*** Material supplied ***

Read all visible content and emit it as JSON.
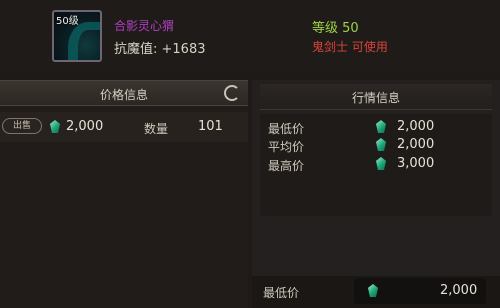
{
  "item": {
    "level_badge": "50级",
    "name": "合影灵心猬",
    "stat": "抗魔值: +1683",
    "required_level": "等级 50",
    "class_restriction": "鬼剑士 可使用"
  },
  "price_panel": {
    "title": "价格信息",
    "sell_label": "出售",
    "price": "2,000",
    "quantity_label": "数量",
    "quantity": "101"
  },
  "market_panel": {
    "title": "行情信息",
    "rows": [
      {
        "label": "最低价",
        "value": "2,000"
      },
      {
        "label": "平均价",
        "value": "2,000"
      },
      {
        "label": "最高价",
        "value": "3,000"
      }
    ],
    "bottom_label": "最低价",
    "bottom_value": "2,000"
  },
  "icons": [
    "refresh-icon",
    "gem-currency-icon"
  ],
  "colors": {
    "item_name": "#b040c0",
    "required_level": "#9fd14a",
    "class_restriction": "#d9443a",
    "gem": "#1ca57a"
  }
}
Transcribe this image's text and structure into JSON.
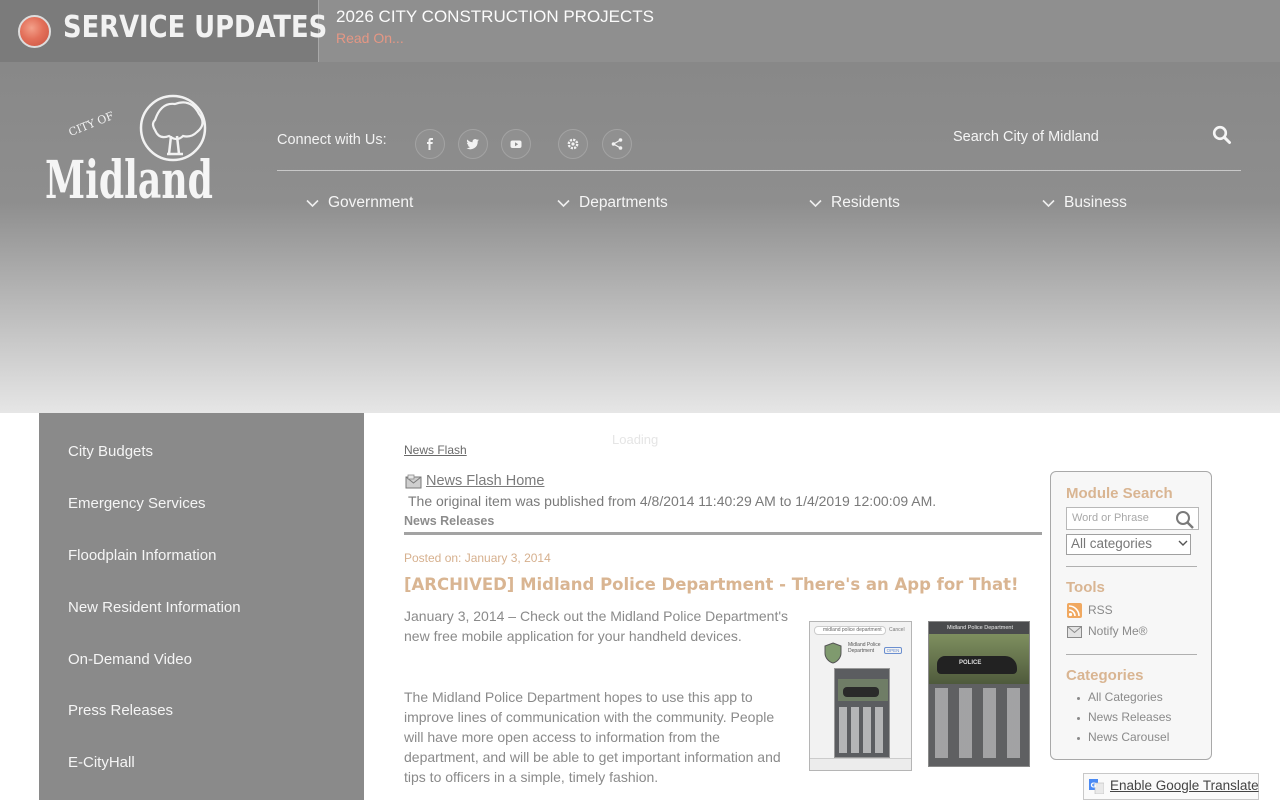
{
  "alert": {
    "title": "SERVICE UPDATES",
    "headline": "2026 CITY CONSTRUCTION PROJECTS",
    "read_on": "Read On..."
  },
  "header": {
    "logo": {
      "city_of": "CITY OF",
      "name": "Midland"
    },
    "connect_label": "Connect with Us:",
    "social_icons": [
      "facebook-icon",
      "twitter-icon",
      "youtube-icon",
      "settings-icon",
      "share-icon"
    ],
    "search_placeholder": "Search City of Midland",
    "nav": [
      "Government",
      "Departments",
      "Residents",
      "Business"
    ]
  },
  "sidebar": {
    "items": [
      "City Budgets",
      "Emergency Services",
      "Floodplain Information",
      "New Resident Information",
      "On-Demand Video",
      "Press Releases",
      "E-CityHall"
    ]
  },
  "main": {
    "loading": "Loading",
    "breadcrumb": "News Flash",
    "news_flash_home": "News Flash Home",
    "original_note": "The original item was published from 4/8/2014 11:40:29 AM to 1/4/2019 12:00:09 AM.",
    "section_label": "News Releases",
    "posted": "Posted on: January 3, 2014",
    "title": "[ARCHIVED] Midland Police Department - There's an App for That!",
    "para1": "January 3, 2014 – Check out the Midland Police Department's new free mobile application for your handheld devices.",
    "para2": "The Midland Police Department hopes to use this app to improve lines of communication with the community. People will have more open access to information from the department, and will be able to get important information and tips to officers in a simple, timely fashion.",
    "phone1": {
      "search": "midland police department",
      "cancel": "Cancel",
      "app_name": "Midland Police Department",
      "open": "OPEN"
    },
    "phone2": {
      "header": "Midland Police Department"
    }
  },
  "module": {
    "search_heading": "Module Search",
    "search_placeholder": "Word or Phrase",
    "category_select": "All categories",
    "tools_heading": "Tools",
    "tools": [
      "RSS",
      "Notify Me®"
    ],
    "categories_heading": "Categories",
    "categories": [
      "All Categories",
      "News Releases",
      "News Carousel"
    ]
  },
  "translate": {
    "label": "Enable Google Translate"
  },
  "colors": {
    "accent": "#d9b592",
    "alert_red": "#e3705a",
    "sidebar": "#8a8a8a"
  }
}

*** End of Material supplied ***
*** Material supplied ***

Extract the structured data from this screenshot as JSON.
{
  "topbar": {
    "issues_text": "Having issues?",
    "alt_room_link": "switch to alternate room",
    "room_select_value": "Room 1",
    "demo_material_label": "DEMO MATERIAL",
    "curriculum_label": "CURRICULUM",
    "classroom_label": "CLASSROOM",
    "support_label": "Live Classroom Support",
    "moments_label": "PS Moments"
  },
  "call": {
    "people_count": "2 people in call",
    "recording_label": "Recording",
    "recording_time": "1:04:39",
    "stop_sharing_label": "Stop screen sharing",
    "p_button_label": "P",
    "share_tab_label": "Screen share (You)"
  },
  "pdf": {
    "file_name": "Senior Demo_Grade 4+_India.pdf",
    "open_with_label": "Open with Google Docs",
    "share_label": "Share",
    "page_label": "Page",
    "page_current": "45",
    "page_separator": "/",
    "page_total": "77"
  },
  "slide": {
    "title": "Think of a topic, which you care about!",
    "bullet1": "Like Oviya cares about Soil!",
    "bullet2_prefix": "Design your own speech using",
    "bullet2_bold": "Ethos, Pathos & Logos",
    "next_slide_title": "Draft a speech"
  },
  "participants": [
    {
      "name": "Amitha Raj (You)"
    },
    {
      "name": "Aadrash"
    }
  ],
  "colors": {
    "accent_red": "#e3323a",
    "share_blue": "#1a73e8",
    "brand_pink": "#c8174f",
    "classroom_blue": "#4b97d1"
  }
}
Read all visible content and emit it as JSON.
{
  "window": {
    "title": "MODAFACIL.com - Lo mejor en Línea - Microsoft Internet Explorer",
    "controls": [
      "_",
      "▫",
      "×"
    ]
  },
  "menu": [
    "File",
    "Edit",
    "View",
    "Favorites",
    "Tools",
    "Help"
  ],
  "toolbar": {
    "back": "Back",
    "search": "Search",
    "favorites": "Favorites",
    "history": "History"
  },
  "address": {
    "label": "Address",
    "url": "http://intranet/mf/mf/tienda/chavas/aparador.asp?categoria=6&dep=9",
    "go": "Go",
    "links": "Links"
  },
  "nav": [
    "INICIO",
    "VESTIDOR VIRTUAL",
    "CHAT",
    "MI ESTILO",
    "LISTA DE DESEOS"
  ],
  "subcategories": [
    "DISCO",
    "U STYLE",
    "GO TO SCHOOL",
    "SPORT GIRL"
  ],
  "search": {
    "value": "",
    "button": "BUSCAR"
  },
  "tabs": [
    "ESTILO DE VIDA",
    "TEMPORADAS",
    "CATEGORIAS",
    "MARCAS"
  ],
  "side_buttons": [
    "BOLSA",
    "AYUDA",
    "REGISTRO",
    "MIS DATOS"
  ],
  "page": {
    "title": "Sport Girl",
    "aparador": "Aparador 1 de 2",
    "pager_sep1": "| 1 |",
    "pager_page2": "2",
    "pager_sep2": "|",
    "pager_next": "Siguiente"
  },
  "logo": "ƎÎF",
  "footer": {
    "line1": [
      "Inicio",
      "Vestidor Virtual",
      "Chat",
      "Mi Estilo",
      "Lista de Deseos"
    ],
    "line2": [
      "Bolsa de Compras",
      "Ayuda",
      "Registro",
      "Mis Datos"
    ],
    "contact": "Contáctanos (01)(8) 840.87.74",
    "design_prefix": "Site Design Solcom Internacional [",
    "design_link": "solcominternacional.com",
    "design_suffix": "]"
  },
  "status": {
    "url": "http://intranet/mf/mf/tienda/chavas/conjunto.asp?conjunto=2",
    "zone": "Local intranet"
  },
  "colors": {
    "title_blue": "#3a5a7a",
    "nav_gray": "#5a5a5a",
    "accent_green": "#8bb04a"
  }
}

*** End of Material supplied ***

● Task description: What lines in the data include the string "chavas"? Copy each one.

● Your response:
    "url": "http://intranet/mf/mf/tienda/chavas/aparador.asp?categoria=6&dep=9",
    "url": "http://intranet/mf/mf/tienda/chavas/conjunto.asp?conjunto=2",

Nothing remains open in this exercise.